Since then, however, he's seen more curves than opposing batters saw from him in 2007. Issues with his control swelled his ERA and deflated his confidence. He walked four of the first six batters he faced on May 2, 2008, when he lasted only two-thirds of an inning against, ironically, the Cardinals. The Cubs demoted him to Triple-A and he never escaped the Minors the remainder of that season.
Hill's control issues continued in Baltimore last season, when he issued 40 walks in 57 2/3 innings before problems with his shoulder surfaced.
Fortunately for Hill, surgery was successful and the injury not as serious as feared.
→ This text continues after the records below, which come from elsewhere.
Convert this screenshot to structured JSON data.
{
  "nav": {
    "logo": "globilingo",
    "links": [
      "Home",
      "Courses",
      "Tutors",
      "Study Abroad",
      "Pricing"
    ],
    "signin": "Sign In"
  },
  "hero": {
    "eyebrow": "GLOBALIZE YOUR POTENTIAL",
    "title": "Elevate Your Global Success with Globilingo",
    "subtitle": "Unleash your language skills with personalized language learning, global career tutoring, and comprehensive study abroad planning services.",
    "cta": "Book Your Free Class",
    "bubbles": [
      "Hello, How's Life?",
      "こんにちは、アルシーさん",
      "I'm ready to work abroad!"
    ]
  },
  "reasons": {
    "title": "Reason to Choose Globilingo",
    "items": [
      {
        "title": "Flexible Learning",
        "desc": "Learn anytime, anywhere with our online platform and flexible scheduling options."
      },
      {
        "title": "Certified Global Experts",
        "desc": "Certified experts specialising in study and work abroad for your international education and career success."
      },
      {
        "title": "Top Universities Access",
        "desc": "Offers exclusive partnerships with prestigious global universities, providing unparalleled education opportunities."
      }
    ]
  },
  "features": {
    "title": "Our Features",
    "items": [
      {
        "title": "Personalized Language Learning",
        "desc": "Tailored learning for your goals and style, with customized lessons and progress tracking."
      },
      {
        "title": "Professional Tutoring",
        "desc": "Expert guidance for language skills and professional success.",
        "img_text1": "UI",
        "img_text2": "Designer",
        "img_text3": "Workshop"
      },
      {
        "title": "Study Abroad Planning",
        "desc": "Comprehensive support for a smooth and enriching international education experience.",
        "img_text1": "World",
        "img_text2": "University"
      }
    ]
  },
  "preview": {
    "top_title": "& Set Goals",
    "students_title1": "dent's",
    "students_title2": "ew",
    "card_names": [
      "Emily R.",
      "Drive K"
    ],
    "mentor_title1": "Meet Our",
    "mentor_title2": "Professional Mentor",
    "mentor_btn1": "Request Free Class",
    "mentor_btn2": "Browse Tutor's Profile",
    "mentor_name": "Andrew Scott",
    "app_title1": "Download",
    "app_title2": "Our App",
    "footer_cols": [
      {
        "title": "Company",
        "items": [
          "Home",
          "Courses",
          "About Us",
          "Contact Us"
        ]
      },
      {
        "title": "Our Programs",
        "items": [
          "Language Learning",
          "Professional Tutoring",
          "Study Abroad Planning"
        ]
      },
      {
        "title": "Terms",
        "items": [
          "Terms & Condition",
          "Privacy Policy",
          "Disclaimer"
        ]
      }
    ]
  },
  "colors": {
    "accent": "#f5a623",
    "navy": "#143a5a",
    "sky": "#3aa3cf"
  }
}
Now, the southpaw is hoping to return to his 2007 form with the help of Cardinals pitching coach Dave Duncan, with whom Hill said he already has established a good working relationship.
"When he says something, it's usually very specific and to the point, and it makes sense," Hill said of Duncan. "It doesn't get really elaborate, doesn't get long and drawn out."
Hill's 30th birthday was Thursday, and although the weather derailed his second outing this spring, he's thankful for the second chance to prove himself in the Major Leagues.
"I've been given an opportunity to come here and play," said Hill, who likely will start in a "B" game or intrasquad game Saturday in Jupiter. "You take advantage of the opportunity, go out and perform and play. Every time you get on the mound, just do what you're capable of doing. It's all you can ask of yourself."
Steve Dorsey is a contributor to MLB.com. This story was not subject to the approval of Major League Baseball or its clubs.